We all have busy lives that sometimes don’t even allow us to have the time to have our computers fixed. The newest service offering from AS technical solutions is remote PC repair and remote training. As long as your computer is able to turn on and connect to the internet, our software allows us to perform repairs and preform demonstrations with minimal effort on the user end.

For more information on this service, please call 330-284-7220

Lost Windows Password

Lost or forgot your password? Windows passwords can be reset with the use of special tools with no data loss.

Don’t be embarassed: it happens to everyone. You try to keep your data safe and secure by frequently changing your password, but that one time you completely forgot what you may have changed it to. It is also possible that a child, neighbor, or the kid from down the street that said he could fix your computer changed your password and has you locked out.

For more information on lost password recovery: please call 330-284-7220 or e-mail alex@alexsoduk.com

Print Sharing

Have multiple computers but no connectivity between them? Wish you could print to your desktop from your laptop in another room? This is a very common problem for many homes that can easily be solved.

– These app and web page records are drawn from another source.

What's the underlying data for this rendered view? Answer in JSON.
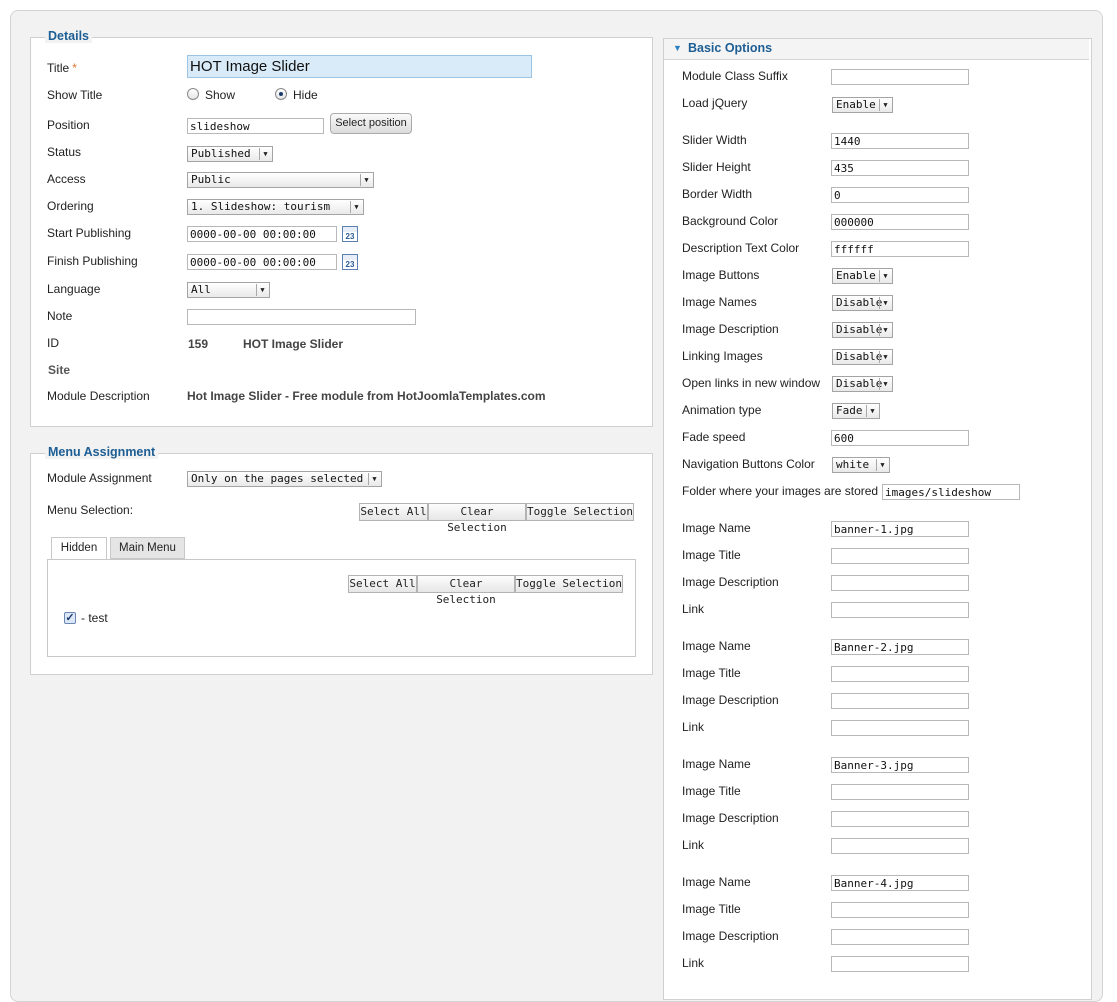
{
  "details": {
    "legend": "Details",
    "title_label": "Title",
    "title_required": "*",
    "title_value": "HOT Image Slider",
    "show_title_label": "Show Title",
    "show_label": "Show",
    "hide_label": "Hide",
    "show_title_selected": "Hide",
    "position_label": "Position",
    "position_value": "slideshow",
    "select_position_label": "Select position",
    "status_label": "Status",
    "status_value": "Published",
    "access_label": "Access",
    "access_value": "Public",
    "ordering_label": "Ordering",
    "ordering_value": "1. Slideshow: tourism",
    "start_label": "Start Publishing",
    "start_value": "0000-00-00 00:00:00",
    "finish_label": "Finish Publishing",
    "finish_value": "0000-00-00 00:00:00",
    "calendar_text": "23",
    "language_label": "Language",
    "language_value": "All",
    "note_label": "Note",
    "note_value": "",
    "id_label": "ID",
    "id_value": "159",
    "id_name": "HOT Image Slider",
    "site_label": "Site",
    "module_desc_label": "Module Description",
    "module_desc_value": "Hot Image Slider - Free module from HotJoomlaTemplates.com"
  },
  "menu_assignment": {
    "legend": "Menu Assignment",
    "module_assignment_label": "Module Assignment",
    "module_assignment_value": "Only on the pages selected",
    "menu_selection_label": "Menu Selection:",
    "select_all": "Select All",
    "clear_selection": "Clear Selection",
    "toggle_selection": "Toggle Selection",
    "tabs": [
      "Hidden",
      "Main Menu"
    ],
    "active_tab": "Hidden",
    "items": [
      {
        "label": "- test",
        "checked": true
      }
    ]
  },
  "basic_options": {
    "header": "Basic Options",
    "module_class_suffix_label": "Module Class Suffix",
    "module_class_suffix_value": "",
    "load_jquery_label": "Load jQuery",
    "load_jquery_value": "Enable",
    "slider_width_label": "Slider Width",
    "slider_width_value": "1440",
    "slider_height_label": "Slider Height",
    "slider_height_value": "435",
    "border_width_label": "Border Width",
    "border_width_value": "0",
    "bg_color_label": "Background Color",
    "bg_color_value": "000000",
    "desc_text_color_label": "Description Text Color",
    "desc_text_color_value": "ffffff",
    "image_buttons_label": "Image Buttons",
    "image_buttons_value": "Enable",
    "image_names_label": "Image Names",
    "image_names_value": "Disable",
    "image_description_label": "Image Description",
    "image_description_value": "Disable",
    "linking_images_label": "Linking Images",
    "linking_images_value": "Disable",
    "open_links_label": "Open links in new window",
    "open_links_value": "Disable",
    "animation_type_label": "Animation type",
    "animation_type_value": "Fade",
    "fade_speed_label": "Fade speed",
    "fade_speed_value": "600",
    "nav_color_label": "Navigation Buttons Color",
    "nav_color_value": "white",
    "folder_label": "Folder where your images are stored",
    "folder_value": "images/slideshow",
    "image_name_label": "Image Name",
    "image_title_label": "Image Title",
    "image_desc_label": "Image Description",
    "link_label": "Link",
    "images": [
      {
        "name": "banner-1.jpg",
        "title": "",
        "description": "",
        "link": ""
      },
      {
        "name": "Banner-2.jpg",
        "title": "",
        "description": "",
        "link": ""
      },
      {
        "name": "Banner-3.jpg",
        "title": "",
        "description": "",
        "link": ""
      },
      {
        "name": "Banner-4.jpg",
        "title": "",
        "description": "",
        "link": ""
      }
    ]
  },
  "colors": {
    "accent": "#1d5e94",
    "required": "#e0722c",
    "page_bg": "#f2f2f2"
  },
  "icons": {
    "calendar": "calendar-icon",
    "collapse": "triangle-down-icon",
    "dropdown": "chevron-down-icon"
  }
}
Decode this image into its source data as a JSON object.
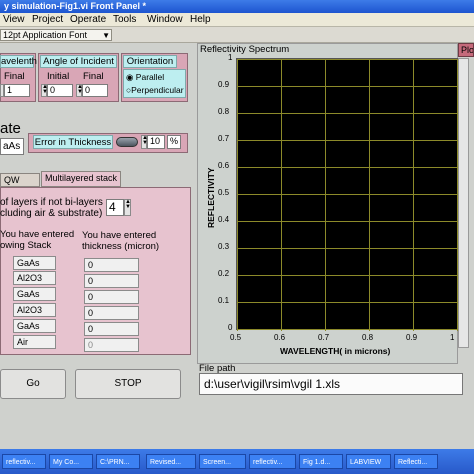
{
  "window": {
    "title": "y simulation-Fig1.vi Front Panel *"
  },
  "menu": [
    "View",
    "Project",
    "Operate",
    "Tools",
    "Window",
    "Help"
  ],
  "toolbar": {
    "font": "12pt Application Font"
  },
  "params": {
    "wavelength": {
      "label": "avelenth",
      "final_label": "Final",
      "final_value": "1"
    },
    "angle": {
      "label": "Angle of Incident",
      "initial_label": "Initial",
      "initial_value": "0",
      "final_label": "Final",
      "final_value": "0"
    },
    "orientation": {
      "label": "Orientation",
      "opt1": "Parallel",
      "opt2": "Perpendicular",
      "selected": "Parallel"
    }
  },
  "substrate": {
    "label": "ate",
    "value": "aAs"
  },
  "thickness_error": {
    "label": "Error in Thickness",
    "value": "10",
    "unit": "%"
  },
  "tabs": {
    "tab1": "QW Stack",
    "tab2": "Multilayered stack"
  },
  "stack": {
    "layers_label1": "of layers if not bi-layers",
    "layers_label2": "cluding air & substrate)",
    "layers_value": "4",
    "entered1": "You have entered",
    "entered2": "owing Stack",
    "thick_label1": "You have entered",
    "thick_label2": "thickness (micron)",
    "materials": [
      "GaAs",
      "Al2O3",
      "GaAs",
      "Al2O3",
      "GaAs",
      "Air"
    ],
    "thicknesses": [
      "0",
      "0",
      "0",
      "0",
      "0",
      "0"
    ]
  },
  "buttons": {
    "go": "Go",
    "stop": "STOP",
    "right_top": "Plo"
  },
  "plot": {
    "title": "Reflectivity Spectrum"
  },
  "file": {
    "label": "File path",
    "path": "d:\\user\\vigil\\rsim\\vgil 1.xls"
  },
  "taskbar": [
    "reflectiv...",
    "My Co...",
    "C:\\PRN...",
    "Revised...",
    "Screen...",
    "reflectiv...",
    "Fig 1.d...",
    "LABVIEW",
    "Reflecti..."
  ],
  "colors": {
    "plot_bg": "#000000",
    "grid": "#8c8a2a",
    "panel_pink": "#d9a6b6",
    "label_cyan": "#bdeef0"
  },
  "chart_data": {
    "type": "line",
    "title": "Reflectivity Spectrum",
    "xlabel": "WAVELENGTH( in microns)",
    "ylabel": "REFLECTIVITY",
    "xlim": [
      0.5,
      1.0
    ],
    "ylim": [
      0,
      1
    ],
    "x_ticks": [
      "0.5",
      "0.6",
      "0.7",
      "0.8",
      "0.9",
      "1"
    ],
    "y_ticks": [
      "0",
      "0.1",
      "0.2",
      "0.3",
      "0.4",
      "0.5",
      "0.6",
      "0.7",
      "0.8",
      "0.9",
      "1"
    ],
    "grid": true,
    "series": []
  }
}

It can be done with your existing hardware in most cases and only takes about 30 minutes to setup for every computer in your home to use. Adding the ability to share files and even some programs can be done at this time as well.

More advanced options are available including the addition of network attached storage, home theater connectivity, and even connectivity with your favorite gaming system. Even share multiple printers with or without a PC connection!